This is because in the short time that she’s been with Matheyus, she has already been treated better that she has been her entire life. Memnon has continuously used the Sorceress to give himself an advantage in battle. This is an example of the typical male figure objectifying a woman and using her to get what he wants. He treats her like she’s nothing more than a piece of his property. According to Gloria Steinem, “A female child is left to believe that, even when her body is as big as her spirit, she will still be helping with minor tasks, appreciating the accomplishments of others, and waiting to be rescued” (356).
This quote helps to explain the Sorcerers want to escape but also her challenge in the fact that she has to have someone’s help to escape Memnon. And no surprise, it has to be a man’s help because she wouldn’t have been able to escape on her own. The Sorcerer also feels the need to escape after Memnon informs her of his plan to use her for his own sexual pleasure when he’s done using her for her visions. According to Christine Seifert, “Digging into Edward’s mind reinforces the old stereotype that underneath it all, even the best guys are calculating vampires, figuring out how to act on their masculine urges” (346-7).

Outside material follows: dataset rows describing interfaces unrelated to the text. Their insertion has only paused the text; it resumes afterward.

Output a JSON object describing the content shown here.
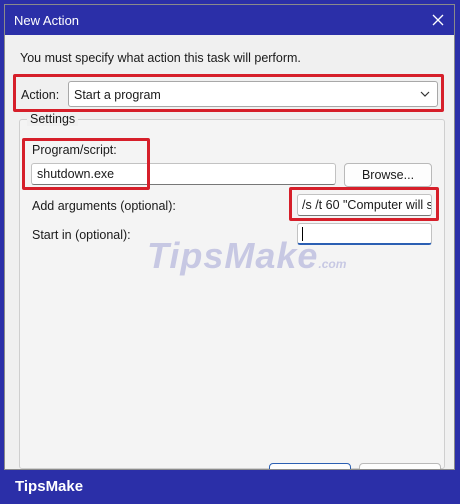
{
  "window": {
    "title": "New Action"
  },
  "instruction": "You must specify what action this task will perform.",
  "action": {
    "label": "Action:",
    "value": "Start a program"
  },
  "settings": {
    "label": "Settings",
    "program": {
      "label": "Program/script:",
      "value": "shutdown.exe",
      "browse_label": "Browse..."
    },
    "arguments": {
      "label": "Add arguments (optional):",
      "value": "/s /t 60 \"Computer will s"
    },
    "start_in": {
      "label": "Start in (optional):",
      "value": ""
    }
  },
  "watermark": {
    "main": "TipsMake",
    "suffix": ".com"
  },
  "footer": {
    "brand": "TipsMake"
  },
  "colors": {
    "accent": "#2b2fa8",
    "highlight": "#d61f2a"
  }
}
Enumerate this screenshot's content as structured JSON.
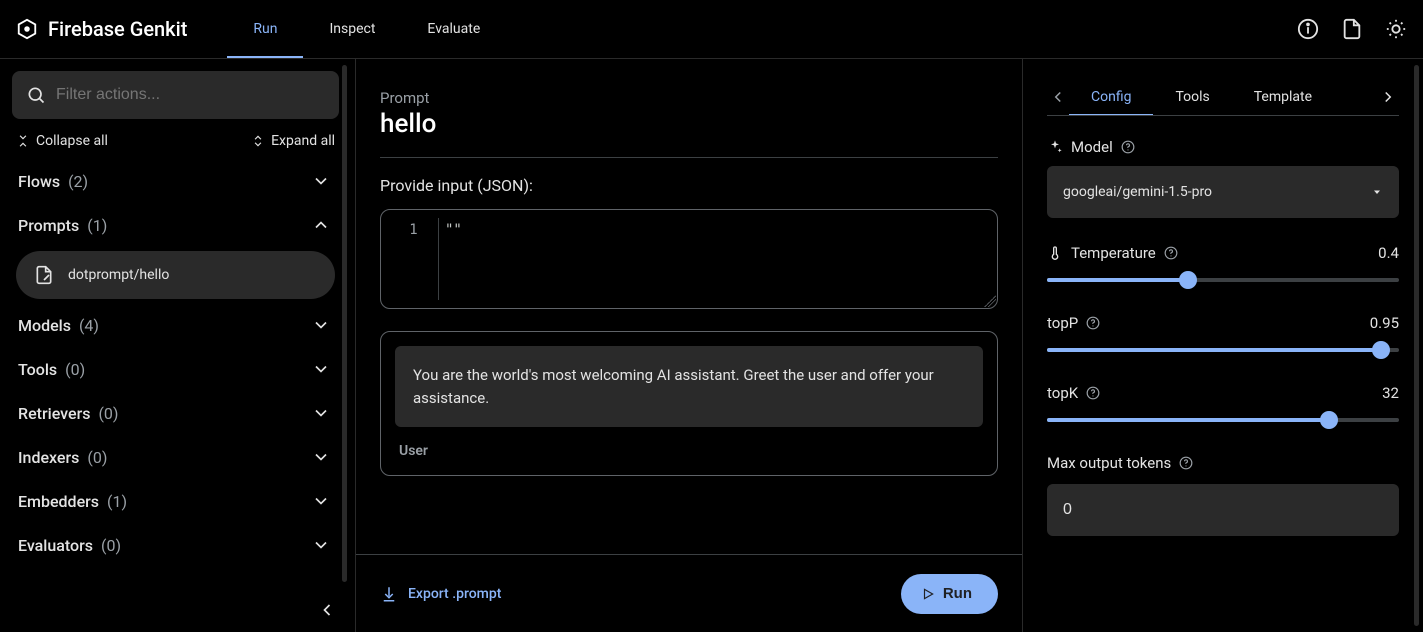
{
  "brand": {
    "name": "Firebase Genkit"
  },
  "topTabs": {
    "run": "Run",
    "inspect": "Inspect",
    "evaluate": "Evaluate"
  },
  "sidebar": {
    "searchPlaceholder": "Filter actions...",
    "collapseAll": "Collapse all",
    "expandAll": "Expand all",
    "groups": {
      "flows": {
        "label": "Flows",
        "count": "(2)"
      },
      "prompts": {
        "label": "Prompts",
        "count": "(1)"
      },
      "models": {
        "label": "Models",
        "count": "(4)"
      },
      "tools": {
        "label": "Tools",
        "count": "(0)"
      },
      "retrievers": {
        "label": "Retrievers",
        "count": "(0)"
      },
      "indexers": {
        "label": "Indexers",
        "count": "(0)"
      },
      "embedders": {
        "label": "Embedders",
        "count": "(1)"
      },
      "evaluators": {
        "label": "Evaluators",
        "count": "(0)"
      }
    },
    "promptItem": "dotprompt/hello"
  },
  "center": {
    "crumb": "Prompt",
    "title": "hello",
    "inputLabel": "Provide input (JSON):",
    "lineNum": "1",
    "codeValue": "\"\"",
    "systemMsg": "You are the world's most welcoming AI assistant. Greet the user and offer your assistance.",
    "userLbl": "User",
    "export": "Export .prompt",
    "run": "Run"
  },
  "rpanel": {
    "tabs": {
      "config": "Config",
      "tools": "Tools",
      "template": "Template"
    },
    "modelLabel": "Model",
    "modelValue": "googleai/gemini-1.5-pro",
    "params": {
      "temperature": {
        "label": "Temperature",
        "value": "0.4",
        "pct": 40
      },
      "topP": {
        "label": "topP",
        "value": "0.95",
        "pct": 95
      },
      "topK": {
        "label": "topK",
        "value": "32",
        "pct": 80
      },
      "maxTokens": {
        "label": "Max output tokens",
        "value": "0"
      }
    }
  }
}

This quote helps to explain Memnon’s fights to take advantage of the Sorcerer because according to a myth spread by the Sorcerer’s ancestors, the first time any sorceress has sex she will lose her gift of foresight. So if he wants to keep his advantage in battle, he has to fight his natural male urges. Watching movies and shows such as these can’t be having a positive effect on younger girls. They use female roles that they see on TV and in movies as role models just as much as they use the women around them as role models.
So what are they suppose to think when they see things like that? How are they going to act if they use women like that as a role model? Are they going to know that that’s just pretend and women aren’t really like that? Or are they going to think that they need to do everything a man wishes without a single complaint just to keep them happy, whether they like it or not? Are they going to think that they have to wait for the perfect man to rescue them when things become bad in a relasionship?
It’s questions like these that we don’t have the answers to that we should worry most about. What are girls learning from TV? Works Cited Seifert, Christine. “Bite Me! (Or Don’t! ): Twilight as Abstinence Porn. ” Shrodes, Caroline. et. al. The Conscious Reader. Custom. New York. Pearson. 2011. 343-349. Print. Shrodes, Caroline et. al. The Conscious Reader. Custom. New York: Pearson, 2012. Print. Steinem, Gloria. “Wonder Woman. ” Shrodes, Caroline. et. al. The Conscious Reader. Custom. New York. Pearson. 2011. 354-363. Print. The Scorpion King. Dir. Chuck Russell. 2002. Film.